Trinamul ‘micro’ formula to retain minorities
Trinamul leaders have decided to activate its minority cell with “low-key, micro-level” campaigns with the help of youths and clerics to retain votes from the community in the state polls.
Adding urgency to this decision are two contenders — the Indian Secular Front (ISF) floated by cleric Pirzada Abbas Siddiqui and the Hyderabad-based All India Majlis-e-Ittehadul Muslimeen (AIMIM) — that have the potential to split Bengal’s minority votes.
“We don’t need the AIMIM or Abbas Siddiqui for the development of Muslims and other minorities. It is chief minister Mamata Banerjee’s development plan that has largely helped Bengal’s minorities, and it will go on if Trinamul retains power,” said Alok Das, a south Bengal Trinamul leader who works with the minority cell. “That’s why we have decided on micro-level, understated door-to-door campaigns by youths in minority belts across Bengal. We will also ask imams, muezzins and other clerics to personally tell people about initiatives (under the Mamata government),” Das added.

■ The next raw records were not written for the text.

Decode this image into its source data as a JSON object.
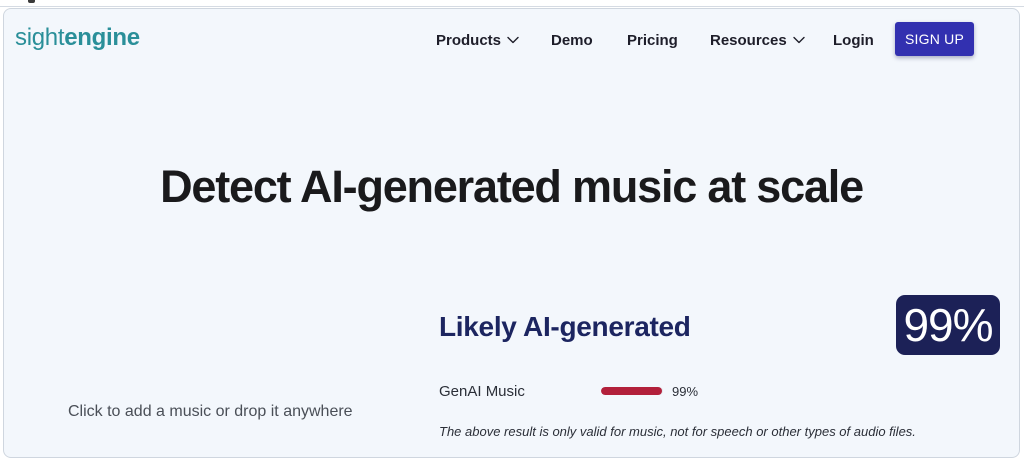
{
  "logo": {
    "part1": "sight",
    "part2": "engine"
  },
  "nav": {
    "items": [
      {
        "label": "Products",
        "icon": "chevron-down-icon"
      },
      {
        "label": "Demo"
      },
      {
        "label": "Pricing"
      },
      {
        "label": "Resources",
        "icon": "chevron-down-icon"
      },
      {
        "label": "Login"
      }
    ],
    "signup_label": "SIGN UP"
  },
  "hero": {
    "title": "Detect AI-generated music at scale"
  },
  "upload": {
    "hint": "Click to add a music or drop it anywhere"
  },
  "result": {
    "verdict": "Likely AI-generated",
    "score_text": "99%",
    "metrics": [
      {
        "label": "GenAI Music",
        "value": 0.99,
        "value_text": "99%"
      }
    ],
    "disclaimer": "The above result is only valid for music, not for speech or other types of audio files."
  },
  "colors": {
    "brand_teal": "#2a8f99",
    "signup_bg": "#3230b0",
    "badge_bg": "#1c2157",
    "verdict_text": "#1c2560",
    "metric_fill": "#b2203b",
    "page_bg": "#f3f7fc"
  }
}
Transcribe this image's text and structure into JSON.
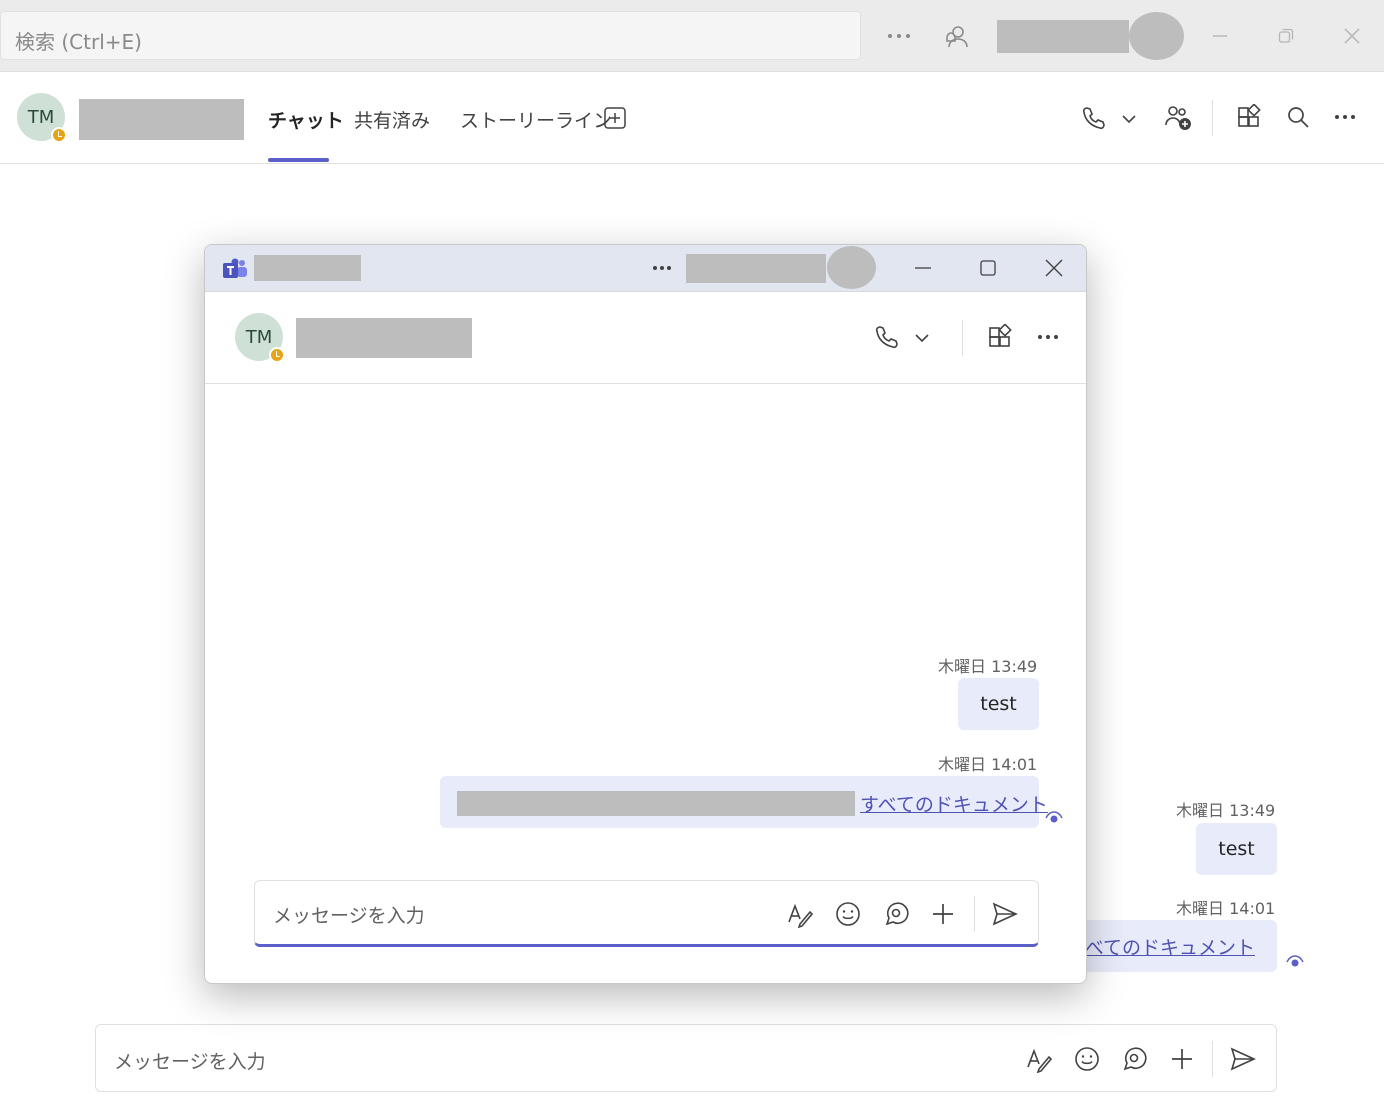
{
  "titlebar": {
    "search_placeholder": "検索 (Ctrl+E)",
    "more_label": "···"
  },
  "chat_header": {
    "avatar_initials": "TM",
    "tabs": [
      {
        "label": "チャット",
        "active": true
      },
      {
        "label": "共有済み",
        "active": false
      },
      {
        "label": "ストーリーライン",
        "active": false
      }
    ]
  },
  "main_messages": [
    {
      "timestamp": "木曜日 13:49",
      "text": "test"
    },
    {
      "timestamp": "木曜日 14:01",
      "link_text": "- すべてのドキュメント"
    }
  ],
  "compose": {
    "placeholder": "メッセージを入力"
  },
  "popout": {
    "avatar_initials": "TM",
    "messages": [
      {
        "timestamp": "木曜日 13:49",
        "text": "test"
      },
      {
        "timestamp": "木曜日 14:01",
        "link_text": "すべてのドキュメント"
      }
    ],
    "compose_placeholder": "メッセージを入力"
  },
  "colors": {
    "accent": "#5b5fc7",
    "bubble": "#e8ebfa",
    "presence_away": "#e8a317",
    "link": "#4f52b2"
  }
}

Party insiders said the minority cell has been asked to prevent a Muslim vote split. The cell, sources said, will distribute pamphlets in various languages, including Urdu, to apprise the minority population what the Mamata Banerjee government has done for them since 2011. The consequences of the CAA in Bengal will also be put before them.
Bengal has 28 per cent Muslim population and their votes decide the results in 110-odd Assembly seats, mostly in Murshidabad, Malda, North and South Dinajpur, North and South 24-Parganas and Calcutta.
The AIMIM, foraying in Bengal for the first time, has lined up its first major event, a public meeting at Metiabruz in Calcutta on February 25.
“Our party chief Asaduddin Owaisi will speak and we are expecting a good crowd,” said Imran Solanki, a state leader of AIMIM, which won five Assembly seats in Bihar from Seemanchal area close to the Bengal-Bihar border.
Siddiqui’s ISF is in talks with the Left-Congress alliance, but is yet to strike a deal on seat-sharing.